I realize I’ve spent a lot of time thus far talking about figuring out how to put dollars and cents to the value of a project, but some things make it very difficult to measure exact return, especially if what you’re trying to accomplish isn’t specifically sales driven. If your goal is something like increasing reported customer satisfaction or speeding up support response time, it may be a challenge to figure out exactly how much value that has, because lots of factors influence customer satisfaction rates and repeat purchase rates and isolating your variable in this situation can sometimes be more work than it’s worth. You still want to be specific about your goals and how you intend to measure them, but sometimes it’s okay to say, for example, that you want to increase reported customer satisfaction by ten percent, set a budget you feel comfortable with for whatever your plan to accomplish that is, and then check back in a reasonable amount of time and see if you’ve met your marks.
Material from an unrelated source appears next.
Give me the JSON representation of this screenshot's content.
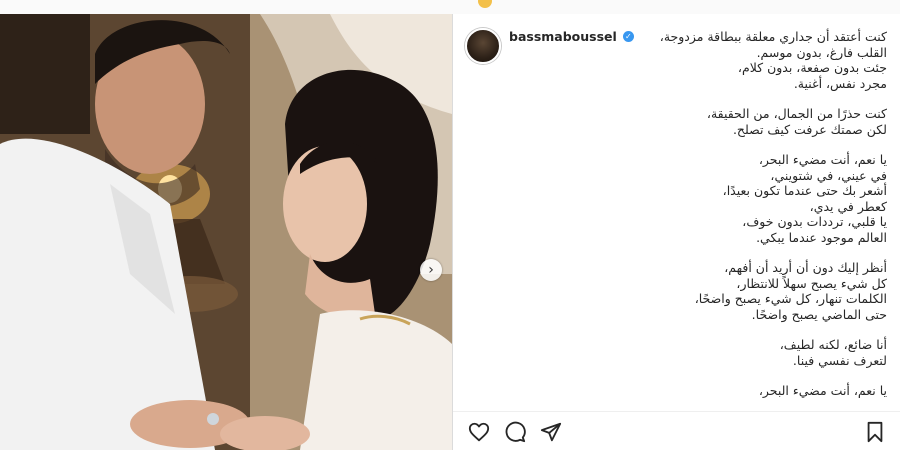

Have a realistic sense of how long it may take to generate ROI
Not everything is going to run on the same time table, so it’s important to set your frequency of audits and your ultimate target date specifically for each project with attention paid to what the incubation time for the medium or the set-up time for the new tech is going to be. In marketing, long form content can take a long time to reach the right audience and start showing up regularly on search results, social media traction takes awhile to develop as you cultivate an audience and earn credibility, but a particular advertising campaign can have a much more immediate measure of success. You have to know how long to give something to generate a return before pulling the plug, adjusting course, or ramping up efforts based on your data thus far. It’s also important to not let early data on a long term effort sink motivation or confidence. Personal trainers and doctors tell you not to weigh yourself every single day, because the normal fluctuations can be disheartening if you see yourself gain and lose the same pound over the course of two or three days, and sometimes checking in on your ROI is the same thing. If you’ve decided a project has six months to make significant progress, don’t look at two weeks worth of numbers and let it get you and your team down.
Run customer surveys to back up analytic information
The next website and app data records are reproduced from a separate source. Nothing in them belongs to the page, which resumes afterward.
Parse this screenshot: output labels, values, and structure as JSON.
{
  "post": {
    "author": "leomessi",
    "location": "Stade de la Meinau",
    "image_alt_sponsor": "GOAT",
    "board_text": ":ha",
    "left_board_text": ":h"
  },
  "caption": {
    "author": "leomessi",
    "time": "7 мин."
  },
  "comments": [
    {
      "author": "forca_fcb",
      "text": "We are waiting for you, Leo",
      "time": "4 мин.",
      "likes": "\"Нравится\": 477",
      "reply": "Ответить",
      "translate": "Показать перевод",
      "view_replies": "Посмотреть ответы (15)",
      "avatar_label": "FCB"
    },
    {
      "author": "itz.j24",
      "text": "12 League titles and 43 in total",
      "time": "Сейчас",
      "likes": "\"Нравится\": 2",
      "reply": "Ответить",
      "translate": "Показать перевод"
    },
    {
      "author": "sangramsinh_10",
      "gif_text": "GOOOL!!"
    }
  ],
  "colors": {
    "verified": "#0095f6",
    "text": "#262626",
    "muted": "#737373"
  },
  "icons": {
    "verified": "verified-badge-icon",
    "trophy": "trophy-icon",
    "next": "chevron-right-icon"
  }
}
Simply seeing increased sales or a boost in traffic over a specific time period doesn’t always mean that your efforts are working as you planned, especially in a situation where there may be several variables at play. So really, why not go straight to the horse’s mouth, as it were? Click through trackers for email campaigns or PPC or promoted social media update efforts are typically very realistic, but they’re not perfect. If someone reads your email, deletes it or files it away for future reference, and then remembers about it and goes to your website or makes a purchase or does whatever the goal activity was without clicking through the original email, that may not be captured. If someone made a purchase because a competitor is struggling, but not because your efforts to improve customer retention have been successful, just seeing that sales bump may not give you the whole story. Directly asking the question “how did you find out about us?” or “did you take advantage of an email offer from us in the past six months?” or “why did you choose us for this purchase?” can give you secondary data to check what the rest of your data tells you.
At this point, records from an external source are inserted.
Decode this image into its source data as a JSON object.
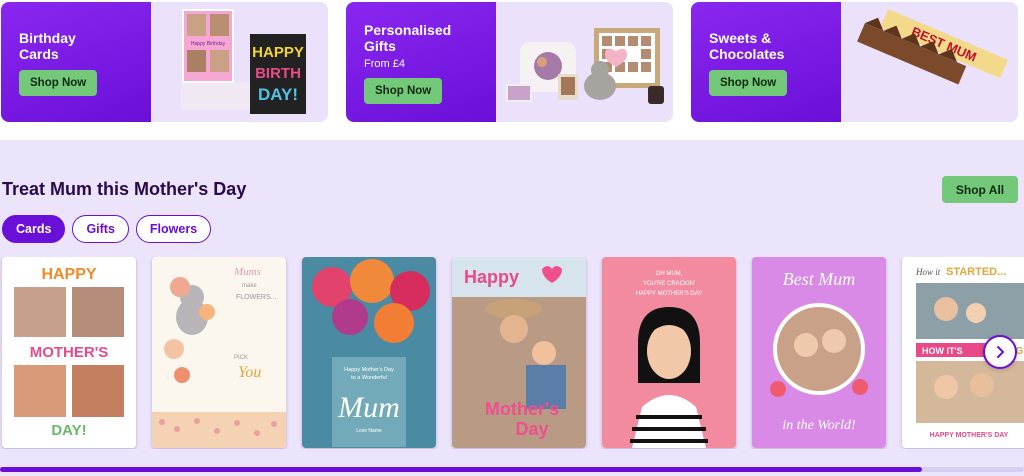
{
  "promos": [
    {
      "title_line1": "Birthday",
      "title_line2": "Cards",
      "sub": "",
      "button": "Shop Now"
    },
    {
      "title_line1": "Personalised",
      "title_line2": "Gifts",
      "sub": "From £4",
      "button": "Shop Now"
    },
    {
      "title_line1": "Sweets &",
      "title_line2": "Chocolates",
      "sub": "",
      "button": "Shop Now"
    }
  ],
  "promo_art_text": {
    "birthday_card": [
      "HAPPY",
      "BIRTH",
      "DAY!"
    ],
    "birthday_card_small": "Happy Birthday",
    "chocolate_label": "BEST MUM"
  },
  "section": {
    "title": "Treat Mum this Mother's Day",
    "shop_all": "Shop All",
    "tabs": [
      "Cards",
      "Gifts",
      "Flowers"
    ],
    "active_tab": "Cards"
  },
  "cards": [
    {
      "lines": [
        "HAPPY",
        "MOTHER'S",
        "DAY!"
      ]
    },
    {
      "lines": [
        "Mums",
        "make",
        "FLOWERS...",
        "PICK",
        "You"
      ]
    },
    {
      "lines": [
        "Happy Mother's Day",
        "to a Wonderful",
        "Mum",
        "Love Name"
      ]
    },
    {
      "lines": [
        "Happy",
        "Mother's",
        "Day"
      ]
    },
    {
      "lines": [
        "OH MUM,",
        "YOU'RE CRACKIN'",
        "HAPPY MOTHER'S DAY"
      ]
    },
    {
      "lines": [
        "Best Mum",
        "in the World!"
      ]
    },
    {
      "lines": [
        "How it",
        "STARTED...",
        "HOW IT'S",
        "GOING",
        "HAPPY MOTHER'S DAY"
      ]
    }
  ],
  "carousel": {
    "scroll_progress": 0.9
  },
  "colors": {
    "brand_purple": "#6a0fd8",
    "cta_green": "#74c87a",
    "section_bg": "#ebe4fb"
  }
}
What it all really boils down to is an old adage that I’ve heard from at least one of my parents and no fewer than four bosses over the years — “have a plan, work the plan.” If you know what you’re trying to do, and you have a specific plan on how to accomplish it and how to know when you’ve done it, you’ll be successful more often than not. Think of your biggest current goal, and how you would measure your ROI on your efforts to accomplish it, and share with us in the comments. Thanks for reading, as always!